What is Really Going On in Toronto's Real Estate

Posted by Roman Bodnarchuk on May 18, 2016 1:30:00 PM


Brad Lamb informs the residents of Toronto, We are not going to do a very good job creating semi or detached homes anywhere close to the city. In the 416 we will not be able to add to the existing stock of houses ever again as all the land is developed. The supply is fixed in the 416 and very limited in the 905. The demand for homes is going up every year. Population growth guarantees higher prices forever, with occasional moments of recession and panic. During a recession, prices will fall but only momentarily, creating an amazing buying opportunity. The condominium market is a bit of a different story. Some think that it is due for a fall. I believe that prices are set to soar. Land in central Toronto has become scarce and very expensive. Condominiums have remained very affordable.

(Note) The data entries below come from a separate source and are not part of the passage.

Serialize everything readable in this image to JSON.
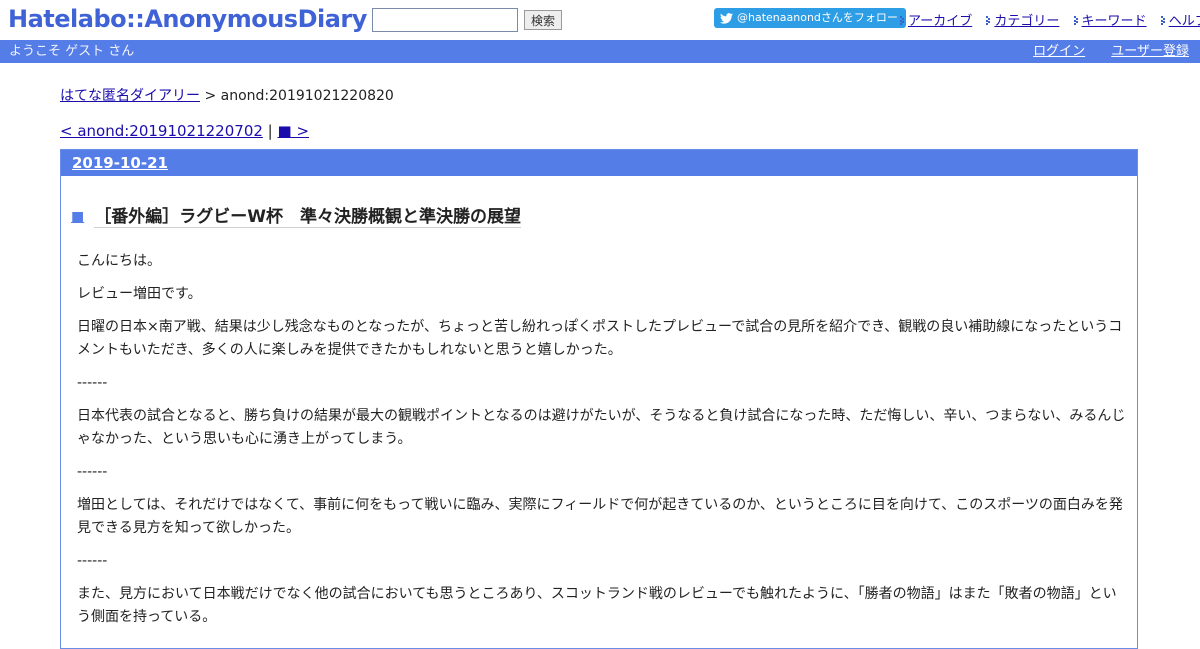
{
  "header": {
    "logo": "Hatelabo::AnonymousDiary",
    "search_placeholder": "",
    "search_button": "検索",
    "follow": "@hatenaanondさんをフォロー",
    "nav": [
      "アーカイブ",
      "カテゴリー",
      "キーワード",
      "ヘルプ"
    ]
  },
  "bar": {
    "welcome": "ようこそ ゲスト さん",
    "login": "ログイン",
    "register": "ユーザー登録"
  },
  "breadcrumb": {
    "home": "はてな匿名ダイアリー",
    "sep": " > ",
    "current": "anond:20191021220820"
  },
  "pager": {
    "prev": "< anond:20191021220702",
    "sep": " | ",
    "next": "■ >"
  },
  "entry": {
    "date": "2019-10-21",
    "title_mark": "■",
    "title": "［番外編］ラグビーW杯　準々決勝概観と準決勝の展望",
    "paragraphs": [
      "こんにちは。",
      "レビュー増田です。",
      "日曜の日本×南ア戦、結果は少し残念なものとなったが、ちょっと苦し紛れっぽくポストしたプレビューで試合の見所を紹介でき、観戦の良い補助線になったというコメントもいただき、多くの人に楽しみを提供できたかもしれないと思うと嬉しかった。",
      "------",
      "日本代表の試合となると、勝ち負けの結果が最大の観戦ポイントとなるのは避けがたいが、そうなると負け試合になった時、ただ悔しい、辛い、つまらない、みるんじゃなかった、という思いも心に湧き上がってしまう。",
      "------",
      "増田としては、それだけではなくて、事前に何をもって戦いに臨み、実際にフィールドで何が起きているのか、というところに目を向けて、このスポーツの面白みを発見できる見方を知って欲しかった。",
      "------",
      "また、見方において日本戦だけでなく他の試合においても思うところあり、スコットランド戦のレビューでも触れたように、「勝者の物語」はまた「敗者の物語」という側面を持っている。"
    ]
  }
}
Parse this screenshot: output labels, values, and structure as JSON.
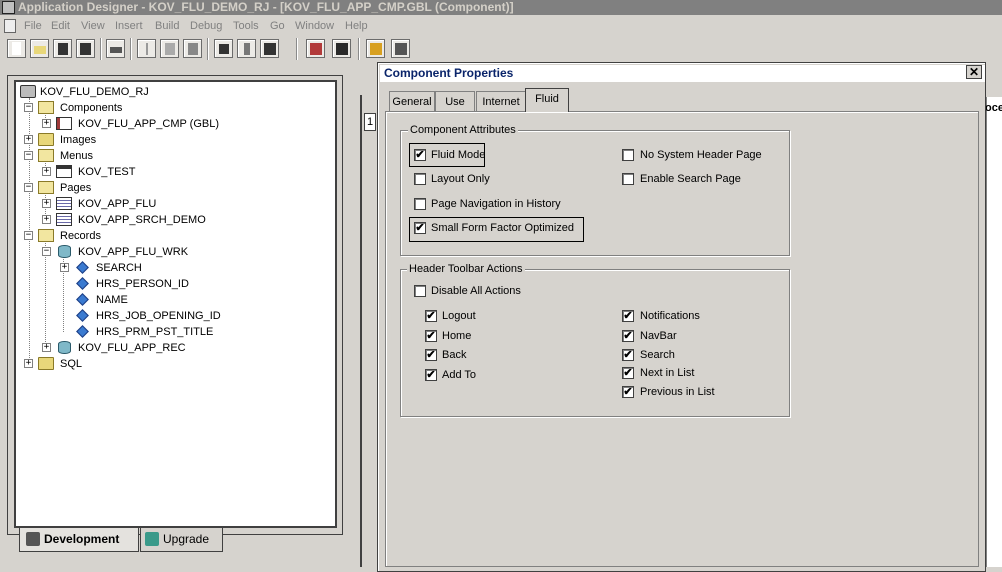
{
  "app": {
    "title": "Application Designer - KOV_FLU_DEMO_RJ - [KOV_FLU_APP_CMP.GBL (Component)]"
  },
  "menubar": {
    "items": [
      "File",
      "Edit",
      "View",
      "Insert",
      "Build",
      "Debug",
      "Tools",
      "Go",
      "Window",
      "Help"
    ]
  },
  "toolbar": {
    "buttons": [
      "new-icon",
      "open-icon",
      "save-icon",
      "save-all-icon",
      "print-icon",
      "cut-icon",
      "copy-icon",
      "paste-icon",
      "find-icon",
      "properties-icon",
      "validate-icon",
      "build-icon",
      "object-icon",
      "insert-page-icon",
      "test-icon"
    ]
  },
  "tree": {
    "root": "KOV_FLU_DEMO_RJ",
    "components": "Components",
    "component_item": "KOV_FLU_APP_CMP (GBL)",
    "images": "Images",
    "menus": "Menus",
    "menu_item": "KOV_TEST",
    "pages": "Pages",
    "page_1": "KOV_APP_FLU",
    "page_2": "KOV_APP_SRCH_DEMO",
    "records": "Records",
    "record_1": "KOV_APP_FLU_WRK",
    "field_1": "SEARCH",
    "field_2": "HRS_PERSON_ID",
    "field_3": "NAME",
    "field_4": "HRS_JOB_OPENING_ID",
    "field_5": "HRS_PRM_PST_TITLE",
    "record_2": "KOV_FLU_APP_REC",
    "sql": "SQL"
  },
  "bottom_tabs": {
    "development": "Development",
    "upgrade": "Upgrade"
  },
  "background": {
    "row_number": "1",
    "partial_header": "oce"
  },
  "dialog": {
    "title": "Component Properties",
    "close": "✕",
    "tabs": [
      "General",
      "Use",
      "Internet",
      "Fluid"
    ],
    "active_tab": "Fluid",
    "component_attributes": {
      "title": "Component Attributes",
      "fluid_mode": {
        "label": "Fluid Mode",
        "checked": true
      },
      "layout_only": {
        "label": "Layout Only",
        "checked": false
      },
      "page_nav_history": {
        "label": "Page Navigation in History",
        "checked": false
      },
      "small_form_factor": {
        "label": "Small Form Factor Optimized",
        "checked": true
      },
      "no_system_header": {
        "label": "No System Header Page",
        "checked": false
      },
      "enable_search_page": {
        "label": "Enable Search Page",
        "checked": false
      }
    },
    "header_toolbar": {
      "title": "Header Toolbar Actions",
      "disable_all": {
        "label": "Disable All Actions",
        "checked": false
      },
      "logout": {
        "label": "Logout",
        "checked": true
      },
      "home": {
        "label": "Home",
        "checked": true
      },
      "back": {
        "label": "Back",
        "checked": true
      },
      "add_to": {
        "label": "Add To",
        "checked": true
      },
      "notifications": {
        "label": "Notifications",
        "checked": true
      },
      "navbar": {
        "label": "NavBar",
        "checked": true
      },
      "search": {
        "label": "Search",
        "checked": true
      },
      "next_in_list": {
        "label": "Next in List",
        "checked": true
      },
      "previous_in_list": {
        "label": "Previous in List",
        "checked": true
      }
    }
  },
  "check_glyph": "✔"
}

Most development land that remains consists of sites with under utilized buildings or assemblies of multiple properties. Both options are typically seen in fully developed expensive cities (like London, Hong Kong, New York, Paris etc). This is what Toronto is becoming; an expensive international city. Local, federal, and provincial levies and taxes continue to drive development costs higher. This combination of fees and taxes currently eats up approximately 25% of the cost of new high-rise new housing in Toronto. It is only going to rise. Green technologies and other new building code initiatives like fully sprinklered buildings and ground water taxes are adding additional costs to high rise housing. Currently, the cost of delivering a high rise in Toronto before profit is edging close to $600 per square foot. In some areas, it is closer to $800 per square foot. Keep in mind that this is the cost of creating high rise homes. New sales prices must now commonly be $700-900 per square foot (PSF) to allow for a reasonable development profit. The MLS condo resale market will see a 10-15% increase in sales volume this year. It will be a record year for sales. I believe prices will rise 5-10% this year in the resale condominium market. Over the last 5 years, we have seen a more stable 2-3% increase in prices, I believe that scenario is now over. Detached and semi-detached homes will appreciate 10-15% this year and sales will be up 10-15% in volume largely because so little will come up for sale. An interesting statistic that I follow is the number of condos for sale in C01, C02, C03, C08, C09, C10, C11 (an area bounded by DVP-Eglinton-Dufferin-Lakeshore). The volume of condos for sale in the region is down 14.5% this year and the volume for rent is down by 32.3%. This all points to significant increases for both sale prices and rental rates. Condo rental rates will rise 5-10% this year alone. There are not enough condos for sale or rent in central Toronto. It is currently particularly difficult to find a condo rental in any part of the GTA.
Now, some of you may believe that interest rates are going to rise and rain on the parade. That is not going to happen any time soon. Low rates are here for a long time. I believe at least 5 more years, perhaps 15 years. Even when rates start to rise we will stay in a low interest-low inflation environment for a long period of time. When interest rates rise it will be gradually. Governments are huge borrowers. All the municipal, state, provincial, and federal governments around the world are essentially bankrupt. Higher interest rates makes the situation worse. I cannot see any country intentionally bankrupting itself through a high interest rate policy.
2016 is going to be a very big year for Toronto real estate. Prices will be significantly higher in all areas and categories. Volumes for resale homes will smash last year’s record by 10%. Average prices will soar by 10%. New condo sales will stay robust with demand outstripping supply. Toronto will continue to be a hot spot for international money as it will continue to be considered a safe haven for money and investments.